Car instead of train: Germany still far behind
The largest items in the budget are earmarked for the construction and operation of federal highways (around 12.8 billion euros) – and for the renovation of Deutsche Bahn's dilapidated rail network (around 16 billion euros, including a possible four billion from the climate fund). Deutsche Bahn CEO Richard Lutz (59), who is in contact with Minister Wissing about once a week, is getting significantly more than in previous years and is to tackle a project that both call "general renovation".
No one disputes the need for neglected investment in the railways. Between 1995 and 2018, Germany ranked twelfth in Europe in terms of per capita investment in rail infrastructure, according to a study presented in autumn by the Wuppertal Institute for Climate, Environment and Energy on behalf of Greenpeace. Cumulatively, the state invested about twice as much money (278 billion euros) in the road network as in the railways (132 billion euros). Between 2018 and 2021, the ratio improved only slightly in favour of rail – while other countries such as Italy, France and the United Kingdom reversed their priorities and put more into rail.
In absolute terms, Germany is also lagging behind. According to the "Pro-Rail Alliance" for the past year, per capita investments of 114 euros are still far behind Luxembourg (575 euros), Switzerland (450) or the Czech Republic (171). "The daily reports of delayed trains and cancellations are only the translation of this lack of investment," says mobility expert Stefan Carsten.
Free buses and trains as a lever for the transport turnaround
The expert also sees Germany being left behind in the transport turnaround for other reasons – subsidies are an important indicator of this. Taxpayers in Germany, for example, subsidize the automotive system to the tune of around 17 billion euros per year – just for diesel subsidies, commuting allowances, the promotion of biofuels and the unlimited tax deductibility of company cars. This "company car privilege" not only costs the taxpayer billions, but also ensures more heavy, large-volume cars on Germany's roads. "The introduction of free public transport for all citizens would cost the state between 12 and 15 billion euros per year," says the mobility researcher.
Free public transport is no longer a utopia. The small EU states of Malta and Luxembourg, often highlighted for their nationwide free public transport, have already found imitators at local or regional level. In Germany, too, a handful of cities are already experimenting with free public transport – albeit to varying degrees; in Erlangen, for example, a three-year pilot project will start on 1 January.
The evaluation of the experiments and thus the question of whether the offers actually contribute to less car traffic in the city is still pending, reports the "Tagesspiegel" . However, it is already clear that free public transport in itself is no guarantee of success for a transport turnaround: In the Estonian capital Tallinn, where public transport has been free for a good decade, the proportion of commuters by car has even increased in recent years.
In Germany, citizens can travel by regional train, S-Bahn and bus for 49 euros per month. The federal and state governments are funding the Deutschlandticket with a total of around three billion euros, but further funding beyond next spring is still open.
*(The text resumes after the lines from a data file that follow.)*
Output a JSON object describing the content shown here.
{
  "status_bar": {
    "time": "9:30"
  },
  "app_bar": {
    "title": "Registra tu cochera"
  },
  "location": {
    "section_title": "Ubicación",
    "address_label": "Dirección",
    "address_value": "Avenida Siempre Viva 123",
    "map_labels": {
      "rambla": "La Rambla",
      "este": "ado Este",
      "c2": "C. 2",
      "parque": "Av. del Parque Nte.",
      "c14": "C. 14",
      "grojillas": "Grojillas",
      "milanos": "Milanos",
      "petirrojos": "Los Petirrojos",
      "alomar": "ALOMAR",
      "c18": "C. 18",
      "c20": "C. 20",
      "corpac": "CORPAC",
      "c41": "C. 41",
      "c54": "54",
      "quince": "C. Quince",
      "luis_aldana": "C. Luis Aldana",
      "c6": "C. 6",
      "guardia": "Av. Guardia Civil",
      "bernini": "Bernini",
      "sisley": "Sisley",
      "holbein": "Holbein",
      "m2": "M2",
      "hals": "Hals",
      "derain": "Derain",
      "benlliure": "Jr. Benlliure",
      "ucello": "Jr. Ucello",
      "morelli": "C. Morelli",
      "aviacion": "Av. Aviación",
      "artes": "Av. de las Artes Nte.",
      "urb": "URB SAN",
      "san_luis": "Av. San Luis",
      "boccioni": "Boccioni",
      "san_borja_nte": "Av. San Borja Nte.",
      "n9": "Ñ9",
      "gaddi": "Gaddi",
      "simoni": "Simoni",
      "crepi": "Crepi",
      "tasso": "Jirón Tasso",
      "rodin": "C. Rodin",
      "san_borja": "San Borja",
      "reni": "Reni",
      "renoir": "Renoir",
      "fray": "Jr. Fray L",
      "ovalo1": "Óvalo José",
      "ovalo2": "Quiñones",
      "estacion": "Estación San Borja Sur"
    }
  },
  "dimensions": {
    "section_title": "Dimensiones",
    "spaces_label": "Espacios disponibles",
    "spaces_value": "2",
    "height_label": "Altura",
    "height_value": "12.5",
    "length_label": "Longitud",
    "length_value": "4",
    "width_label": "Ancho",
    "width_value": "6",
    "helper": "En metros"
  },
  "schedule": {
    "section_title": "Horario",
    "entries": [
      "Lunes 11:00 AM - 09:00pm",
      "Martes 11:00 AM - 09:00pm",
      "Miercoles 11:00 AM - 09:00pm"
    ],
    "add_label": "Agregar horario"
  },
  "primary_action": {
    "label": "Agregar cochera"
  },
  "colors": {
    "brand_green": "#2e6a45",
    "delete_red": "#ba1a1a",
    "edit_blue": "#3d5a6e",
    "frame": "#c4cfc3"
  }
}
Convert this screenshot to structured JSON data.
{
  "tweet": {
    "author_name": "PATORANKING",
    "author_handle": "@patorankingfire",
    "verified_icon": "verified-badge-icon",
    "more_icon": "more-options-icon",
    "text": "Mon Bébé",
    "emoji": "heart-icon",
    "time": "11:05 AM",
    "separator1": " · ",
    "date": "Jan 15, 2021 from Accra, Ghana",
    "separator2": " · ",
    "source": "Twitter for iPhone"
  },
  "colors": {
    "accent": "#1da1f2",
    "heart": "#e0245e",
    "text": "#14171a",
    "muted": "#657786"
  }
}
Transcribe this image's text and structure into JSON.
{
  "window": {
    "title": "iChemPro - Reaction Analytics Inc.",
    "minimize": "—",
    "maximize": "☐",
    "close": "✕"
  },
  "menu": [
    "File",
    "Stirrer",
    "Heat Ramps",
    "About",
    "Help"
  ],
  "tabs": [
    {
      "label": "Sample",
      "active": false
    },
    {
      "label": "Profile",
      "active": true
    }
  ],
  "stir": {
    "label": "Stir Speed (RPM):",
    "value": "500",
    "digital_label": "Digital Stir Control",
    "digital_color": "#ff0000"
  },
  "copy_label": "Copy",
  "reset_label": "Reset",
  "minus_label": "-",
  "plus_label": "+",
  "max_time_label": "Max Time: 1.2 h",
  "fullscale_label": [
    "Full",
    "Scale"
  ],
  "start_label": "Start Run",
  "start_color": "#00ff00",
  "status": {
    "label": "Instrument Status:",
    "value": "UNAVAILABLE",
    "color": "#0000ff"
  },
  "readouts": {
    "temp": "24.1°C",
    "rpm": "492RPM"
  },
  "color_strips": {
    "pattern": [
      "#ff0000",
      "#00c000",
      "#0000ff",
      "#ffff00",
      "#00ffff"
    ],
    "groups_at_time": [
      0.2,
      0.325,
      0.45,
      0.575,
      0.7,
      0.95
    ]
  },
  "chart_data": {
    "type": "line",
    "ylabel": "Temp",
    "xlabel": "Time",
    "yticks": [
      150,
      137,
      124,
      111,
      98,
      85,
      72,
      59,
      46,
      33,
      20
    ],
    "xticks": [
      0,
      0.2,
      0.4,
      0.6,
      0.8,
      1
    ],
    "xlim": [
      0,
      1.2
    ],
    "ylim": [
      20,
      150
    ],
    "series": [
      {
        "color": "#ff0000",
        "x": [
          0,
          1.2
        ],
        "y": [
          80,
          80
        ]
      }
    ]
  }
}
So it's quite possible that the ticket will be more expensive.
However, the instrument does not have the hoped-for impetus for climate targets. Measured against the actual CO2 savings, critics already consider it to be far too expensive. The ticket could only become a real CO2 killer and a significant contribution to the transport turnaround if it forced the switch from cars to buses and trains. As a result, the state's billions are not being used efficiently.